• Work instruction: Go over the listing below line by line and tally those containing "title". Give only the tally.

• Dataset content:

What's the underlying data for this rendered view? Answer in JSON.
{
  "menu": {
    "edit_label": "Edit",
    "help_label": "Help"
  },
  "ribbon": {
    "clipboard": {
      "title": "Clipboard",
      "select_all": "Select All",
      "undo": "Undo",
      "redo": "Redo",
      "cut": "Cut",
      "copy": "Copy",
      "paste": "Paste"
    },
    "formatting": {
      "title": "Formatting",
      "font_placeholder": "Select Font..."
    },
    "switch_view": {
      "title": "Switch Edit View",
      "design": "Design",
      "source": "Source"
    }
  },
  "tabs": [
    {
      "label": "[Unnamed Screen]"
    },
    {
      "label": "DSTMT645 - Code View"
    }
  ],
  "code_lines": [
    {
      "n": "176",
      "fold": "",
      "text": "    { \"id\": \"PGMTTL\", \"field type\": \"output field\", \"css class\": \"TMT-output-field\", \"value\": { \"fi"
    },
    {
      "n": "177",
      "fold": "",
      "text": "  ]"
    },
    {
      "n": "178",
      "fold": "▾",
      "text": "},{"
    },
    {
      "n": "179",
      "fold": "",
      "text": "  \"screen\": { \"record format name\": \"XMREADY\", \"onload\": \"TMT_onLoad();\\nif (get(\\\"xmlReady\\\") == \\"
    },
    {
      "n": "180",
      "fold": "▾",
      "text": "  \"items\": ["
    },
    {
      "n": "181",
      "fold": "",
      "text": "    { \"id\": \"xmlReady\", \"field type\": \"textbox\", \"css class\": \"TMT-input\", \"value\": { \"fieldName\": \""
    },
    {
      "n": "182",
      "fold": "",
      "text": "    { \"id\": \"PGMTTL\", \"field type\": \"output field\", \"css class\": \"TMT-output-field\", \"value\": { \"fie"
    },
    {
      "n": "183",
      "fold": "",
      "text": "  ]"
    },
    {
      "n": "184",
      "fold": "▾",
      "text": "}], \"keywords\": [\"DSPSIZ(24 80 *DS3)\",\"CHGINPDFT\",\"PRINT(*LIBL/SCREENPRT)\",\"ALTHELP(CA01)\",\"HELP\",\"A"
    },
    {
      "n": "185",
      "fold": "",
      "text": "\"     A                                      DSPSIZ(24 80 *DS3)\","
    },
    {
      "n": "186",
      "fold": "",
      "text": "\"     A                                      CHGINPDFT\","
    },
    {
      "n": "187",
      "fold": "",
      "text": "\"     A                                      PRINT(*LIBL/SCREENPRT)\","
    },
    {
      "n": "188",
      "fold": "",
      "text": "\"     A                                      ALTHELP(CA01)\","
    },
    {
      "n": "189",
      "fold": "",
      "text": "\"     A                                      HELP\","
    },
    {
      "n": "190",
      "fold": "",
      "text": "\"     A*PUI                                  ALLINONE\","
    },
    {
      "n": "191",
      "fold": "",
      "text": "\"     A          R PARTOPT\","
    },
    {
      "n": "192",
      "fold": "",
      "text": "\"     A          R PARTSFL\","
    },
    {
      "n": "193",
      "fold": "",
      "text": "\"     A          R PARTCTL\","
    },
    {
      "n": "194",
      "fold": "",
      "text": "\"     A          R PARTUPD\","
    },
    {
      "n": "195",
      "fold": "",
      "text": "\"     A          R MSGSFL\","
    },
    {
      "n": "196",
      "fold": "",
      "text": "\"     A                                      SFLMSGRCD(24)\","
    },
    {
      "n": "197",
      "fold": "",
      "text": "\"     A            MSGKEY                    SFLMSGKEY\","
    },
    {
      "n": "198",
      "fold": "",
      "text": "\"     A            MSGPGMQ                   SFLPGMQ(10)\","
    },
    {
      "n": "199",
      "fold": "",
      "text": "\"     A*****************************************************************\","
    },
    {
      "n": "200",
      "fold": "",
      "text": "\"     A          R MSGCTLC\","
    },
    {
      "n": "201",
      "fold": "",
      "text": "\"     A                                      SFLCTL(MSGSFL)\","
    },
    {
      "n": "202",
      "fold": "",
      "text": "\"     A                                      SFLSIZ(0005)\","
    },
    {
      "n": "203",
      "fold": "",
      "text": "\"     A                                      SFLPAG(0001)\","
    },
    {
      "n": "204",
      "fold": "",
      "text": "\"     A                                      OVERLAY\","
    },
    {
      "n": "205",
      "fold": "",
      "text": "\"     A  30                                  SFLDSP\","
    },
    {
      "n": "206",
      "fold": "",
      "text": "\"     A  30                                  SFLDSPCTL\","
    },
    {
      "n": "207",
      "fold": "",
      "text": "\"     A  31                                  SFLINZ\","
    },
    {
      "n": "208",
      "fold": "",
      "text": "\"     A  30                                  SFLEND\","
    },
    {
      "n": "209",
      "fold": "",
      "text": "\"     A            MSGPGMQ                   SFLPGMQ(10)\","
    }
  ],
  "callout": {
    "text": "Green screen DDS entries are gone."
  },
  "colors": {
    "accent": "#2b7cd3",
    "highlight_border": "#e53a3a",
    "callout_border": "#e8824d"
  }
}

• Solution: 3